__BRIEF__.
If a line in the records below contains "JSON", copy that line.

***** RECORDS PROVIDED *****

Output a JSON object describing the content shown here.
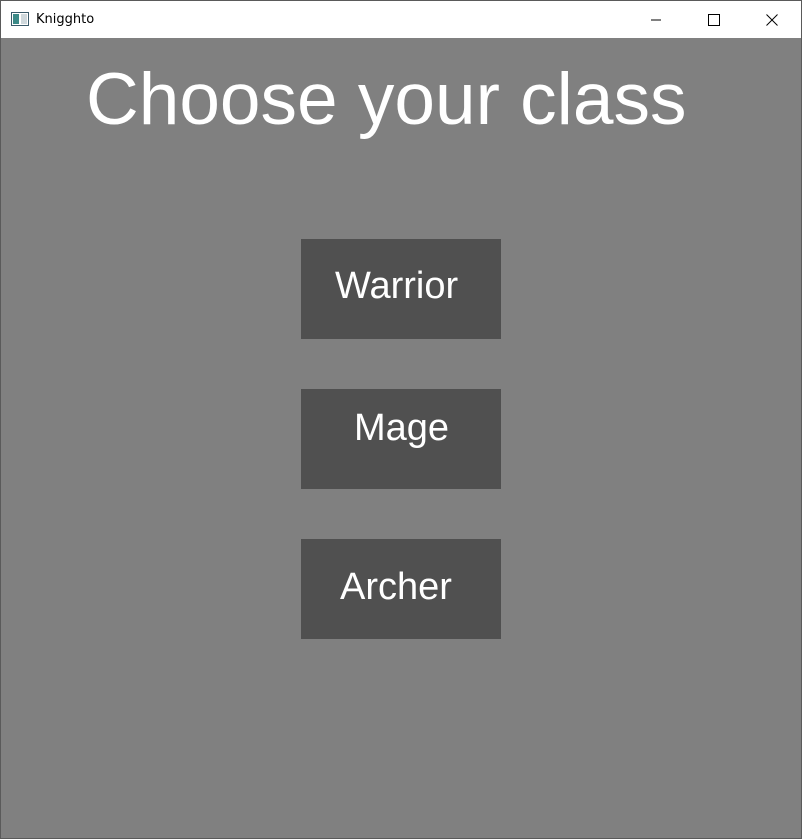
{
  "window": {
    "title": "Knigghto",
    "icon": "app-window-icon",
    "controls": {
      "minimize_icon": "minimize-icon",
      "maximize_icon": "maximize-icon",
      "close_icon": "close-icon"
    }
  },
  "screen": {
    "heading": "Choose your class",
    "background_color": "#808080",
    "button_color": "#505050",
    "text_color": "#ffffff",
    "classes": [
      {
        "label": "Warrior"
      },
      {
        "label": "Mage"
      },
      {
        "label": "Archer"
      }
    ]
  }
}
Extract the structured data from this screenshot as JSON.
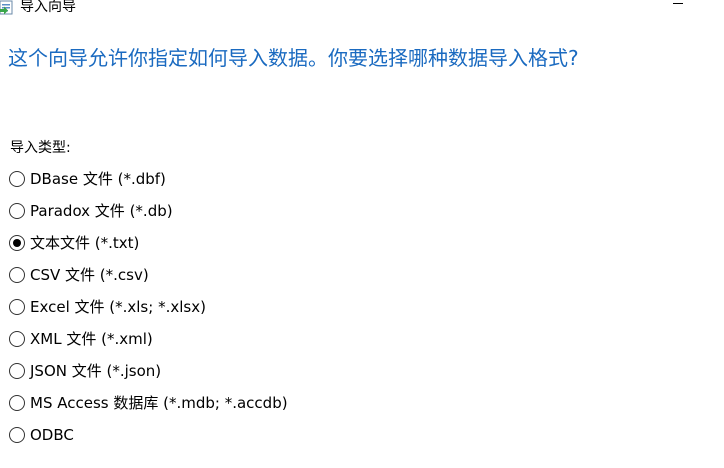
{
  "window": {
    "title": "导入向导",
    "icon": "import-wizard-icon"
  },
  "heading": "这个向导允许你指定如何导入数据。你要选择哪种数据导入格式?",
  "import_type": {
    "label": "导入类型:",
    "selected_index": 2,
    "options": [
      {
        "label": "DBase 文件 (*.dbf)",
        "checked": false
      },
      {
        "label": "Paradox 文件 (*.db)",
        "checked": false
      },
      {
        "label": "文本文件 (*.txt)",
        "checked": true
      },
      {
        "label": "CSV 文件 (*.csv)",
        "checked": false
      },
      {
        "label": "Excel 文件 (*.xls; *.xlsx)",
        "checked": false
      },
      {
        "label": "XML 文件 (*.xml)",
        "checked": false
      },
      {
        "label": "JSON 文件 (*.json)",
        "checked": false
      },
      {
        "label": "MS Access 数据库 (*.mdb; *.accdb)",
        "checked": false
      },
      {
        "label": "ODBC",
        "checked": false
      }
    ]
  },
  "colors": {
    "heading": "#1a6ac0",
    "background": "#ffffff",
    "text": "#000000"
  }
}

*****

__RESPONSE TO THE EXERCISE__.
Output a JSON object describing the content shown here.
Extract the structured data from this screenshot as JSON.
        "label": "JSON 文件 (*.json)",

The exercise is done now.